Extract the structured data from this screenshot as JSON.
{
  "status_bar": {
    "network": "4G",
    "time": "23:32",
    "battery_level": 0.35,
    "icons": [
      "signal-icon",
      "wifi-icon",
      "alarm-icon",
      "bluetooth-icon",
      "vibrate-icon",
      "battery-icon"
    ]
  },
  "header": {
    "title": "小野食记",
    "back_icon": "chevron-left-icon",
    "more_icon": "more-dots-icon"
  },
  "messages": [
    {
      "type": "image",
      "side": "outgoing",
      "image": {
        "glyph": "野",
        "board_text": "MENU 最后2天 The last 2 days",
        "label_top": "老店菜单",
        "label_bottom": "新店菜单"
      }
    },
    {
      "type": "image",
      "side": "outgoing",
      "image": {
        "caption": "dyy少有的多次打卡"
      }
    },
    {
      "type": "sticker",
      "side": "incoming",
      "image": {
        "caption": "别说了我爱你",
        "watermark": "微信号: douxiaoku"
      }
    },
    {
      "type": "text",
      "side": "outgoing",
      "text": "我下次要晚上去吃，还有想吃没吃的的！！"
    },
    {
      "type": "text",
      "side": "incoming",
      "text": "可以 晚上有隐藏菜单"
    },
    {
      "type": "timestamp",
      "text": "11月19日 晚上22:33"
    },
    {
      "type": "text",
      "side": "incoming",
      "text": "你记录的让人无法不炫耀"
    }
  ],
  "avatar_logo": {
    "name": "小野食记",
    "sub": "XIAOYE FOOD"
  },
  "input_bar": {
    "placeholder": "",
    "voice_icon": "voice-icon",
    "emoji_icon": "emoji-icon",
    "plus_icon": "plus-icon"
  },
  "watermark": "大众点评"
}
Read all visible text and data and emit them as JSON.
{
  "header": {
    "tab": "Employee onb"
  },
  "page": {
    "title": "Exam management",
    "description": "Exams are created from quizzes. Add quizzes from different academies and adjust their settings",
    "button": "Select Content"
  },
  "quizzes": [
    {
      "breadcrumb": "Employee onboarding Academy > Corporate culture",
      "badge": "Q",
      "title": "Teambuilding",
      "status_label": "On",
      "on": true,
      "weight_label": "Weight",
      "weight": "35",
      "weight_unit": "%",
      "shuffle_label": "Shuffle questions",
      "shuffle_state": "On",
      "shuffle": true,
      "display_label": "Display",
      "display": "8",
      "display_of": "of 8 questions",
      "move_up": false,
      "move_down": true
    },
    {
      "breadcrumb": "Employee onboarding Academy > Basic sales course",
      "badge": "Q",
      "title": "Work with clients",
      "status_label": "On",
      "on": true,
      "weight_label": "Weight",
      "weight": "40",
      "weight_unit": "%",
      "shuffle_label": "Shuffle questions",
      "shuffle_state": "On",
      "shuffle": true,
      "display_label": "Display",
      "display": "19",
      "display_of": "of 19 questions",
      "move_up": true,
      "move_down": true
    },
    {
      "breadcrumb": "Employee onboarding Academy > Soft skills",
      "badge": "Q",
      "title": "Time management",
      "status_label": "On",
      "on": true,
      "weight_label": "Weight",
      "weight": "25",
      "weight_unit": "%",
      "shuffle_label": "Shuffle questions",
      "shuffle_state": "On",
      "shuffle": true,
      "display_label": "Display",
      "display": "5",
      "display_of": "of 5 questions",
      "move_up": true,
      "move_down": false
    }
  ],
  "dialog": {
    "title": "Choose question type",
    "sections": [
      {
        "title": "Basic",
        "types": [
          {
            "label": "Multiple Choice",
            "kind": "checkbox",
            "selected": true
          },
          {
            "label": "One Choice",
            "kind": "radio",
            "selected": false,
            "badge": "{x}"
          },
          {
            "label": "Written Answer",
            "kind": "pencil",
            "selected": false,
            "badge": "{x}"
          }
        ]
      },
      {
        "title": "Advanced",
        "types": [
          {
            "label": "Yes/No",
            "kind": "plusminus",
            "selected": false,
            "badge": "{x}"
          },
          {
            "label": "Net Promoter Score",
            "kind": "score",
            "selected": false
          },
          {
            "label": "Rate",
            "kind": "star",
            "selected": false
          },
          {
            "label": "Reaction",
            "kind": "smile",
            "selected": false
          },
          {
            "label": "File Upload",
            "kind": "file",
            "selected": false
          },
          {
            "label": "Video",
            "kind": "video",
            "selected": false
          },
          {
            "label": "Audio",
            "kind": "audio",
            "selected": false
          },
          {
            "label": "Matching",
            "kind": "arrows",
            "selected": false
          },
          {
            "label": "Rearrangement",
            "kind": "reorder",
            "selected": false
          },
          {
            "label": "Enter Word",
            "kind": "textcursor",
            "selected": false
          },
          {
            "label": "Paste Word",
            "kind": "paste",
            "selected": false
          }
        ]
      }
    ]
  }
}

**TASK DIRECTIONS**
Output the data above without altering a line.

**SOLUTION TO THIS TASK**
Extract the structured data from this screenshot as JSON.
{
  "status_bar": {
    "network": "4G",
    "time": "23:32",
    "battery_level": 0.35,
    "icons": [
      "signal-icon",
      "wifi-icon",
      "alarm-icon",
      "bluetooth-icon",
      "vibrate-icon",
      "battery-icon"
    ]
  },
  "header": {
    "title": "小野食记",
    "back_icon": "chevron-left-icon",
    "more_icon": "more-dots-icon"
  },
  "messages": [
    {
      "type": "image",
      "side": "outgoing",
      "image": {
        "glyph": "野",
        "board_text": "MENU 最后2天 The last 2 days",
        "label_top": "老店菜单",
        "label_bottom": "新店菜单"
      }
    },
    {
      "type": "image",
      "side": "outgoing",
      "image": {
        "caption": "dyy少有的多次打卡"
      }
    },
    {
      "type": "sticker",
      "side": "incoming",
      "image": {
        "caption": "别说了我爱你",
        "watermark": "微信号: douxiaoku"
      }
    },
    {
      "type": "text",
      "side": "outgoing",
      "text": "我下次要晚上去吃，还有想吃没吃的的！！"
    },
    {
      "type": "text",
      "side": "incoming",
      "text": "可以 晚上有隐藏菜单"
    },
    {
      "type": "timestamp",
      "text": "11月19日 晚上22:33"
    },
    {
      "type": "text",
      "side": "incoming",
      "text": "你记录的让人无法不炫耀"
    }
  ],
  "avatar_logo": {
    "name": "小野食记",
    "sub": "XIAOYE FOOD"
  },
  "input_bar": {
    "placeholder": "",
    "voice_icon": "voice-icon",
    "emoji_icon": "emoji-icon",
    "plus_icon": "plus-icon"
  },
  "watermark": "大众点评"
}
Read all visible text and data and emit them as JSON.
{
  "header": {
    "tab": "Employee onb"
  },
  "page": {
    "title": "Exam management",
    "description": "Exams are created from quizzes. Add quizzes from different academies and adjust their settings",
    "button": "Select Content"
  },
  "quizzes": [
    {
      "breadcrumb": "Employee onboarding Academy > Corporate culture",
      "badge": "Q",
      "title": "Teambuilding",
      "status_label": "On",
      "on": true,
      "weight_label": "Weight",
      "weight": "35",
      "weight_unit": "%",
      "shuffle_label": "Shuffle questions",
      "shuffle_state": "On",
      "shuffle": true,
      "display_label": "Display",
      "display": "8",
      "display_of": "of 8 questions",
      "move_up": false,
      "move_down": true
    },
    {
      "breadcrumb": "Employee onboarding Academy > Basic sales course",
      "badge": "Q",
      "title": "Work with clients",
      "status_label": "On",
      "on": true,
      "weight_label": "Weight",
      "weight": "40",
      "weight_unit": "%",
      "shuffle_label": "Shuffle questions",
      "shuffle_state": "On",
      "shuffle": true,
      "display_label": "Display",
      "display": "19",
      "display_of": "of 19 questions",
      "move_up": true,
      "move_down": true
    },
    {
      "breadcrumb": "Employee onboarding Academy > Soft skills",
      "badge": "Q",
      "title": "Time management",
      "status_label": "On",
      "on": true,
      "weight_label": "Weight",
      "weight": "25",
      "weight_unit": "%",
      "shuffle_label": "Shuffle questions",
      "shuffle_state": "On",
      "shuffle": true,
      "display_label": "Display",
      "display": "5",
      "display_of": "of 5 questions",
      "move_up": true,
      "move_down": false
    }
  ],
  "dialog": {
    "title": "Choose question type",
    "sections": [
      {
        "title": "Basic",
        "types": [
          {
            "label": "Multiple Choice",
            "kind": "checkbox",
            "selected": true
          },
          {
            "label": "One Choice",
            "kind": "radio",
            "selected": false,
            "badge": "{x}"
          },
          {
            "label": "Written Answer",
            "kind": "pencil",
            "selected": false,
            "badge": "{x}"
          }
        ]
      },
      {
        "title": "Advanced",
        "types": [
          {
            "label": "Yes/No",
            "kind": "plusminus",
            "selected": false,
            "badge": "{x}"
          },
          {
            "label": "Net Promoter Score",
            "kind": "score",
            "selected": false
          },
          {
            "label": "Rate",
            "kind": "star",
            "selected": false
          },
          {
            "label": "Reaction",
            "kind": "smile",
            "selected": false
          },
          {
            "label": "File Upload",
            "kind": "file",
            "selected": false
          },
          {
            "label": "Video",
            "kind": "video",
            "selected": false
          },
          {
            "label": "Audio",
            "kind": "audio",
            "selected": false
          },
          {
            "label": "Matching",
            "kind": "arrows",
            "selected": false
          },
          {
            "label": "Rearrangement",
            "kind": "reorder",
            "selected": false
          },
          {
            "label": "Enter Word",
            "kind": "textcursor",
            "selected": false
          },
          {
            "label": "Paste Word",
            "kind": "paste",
            "selected": false
          }
        ]
      }
    ]
  }
}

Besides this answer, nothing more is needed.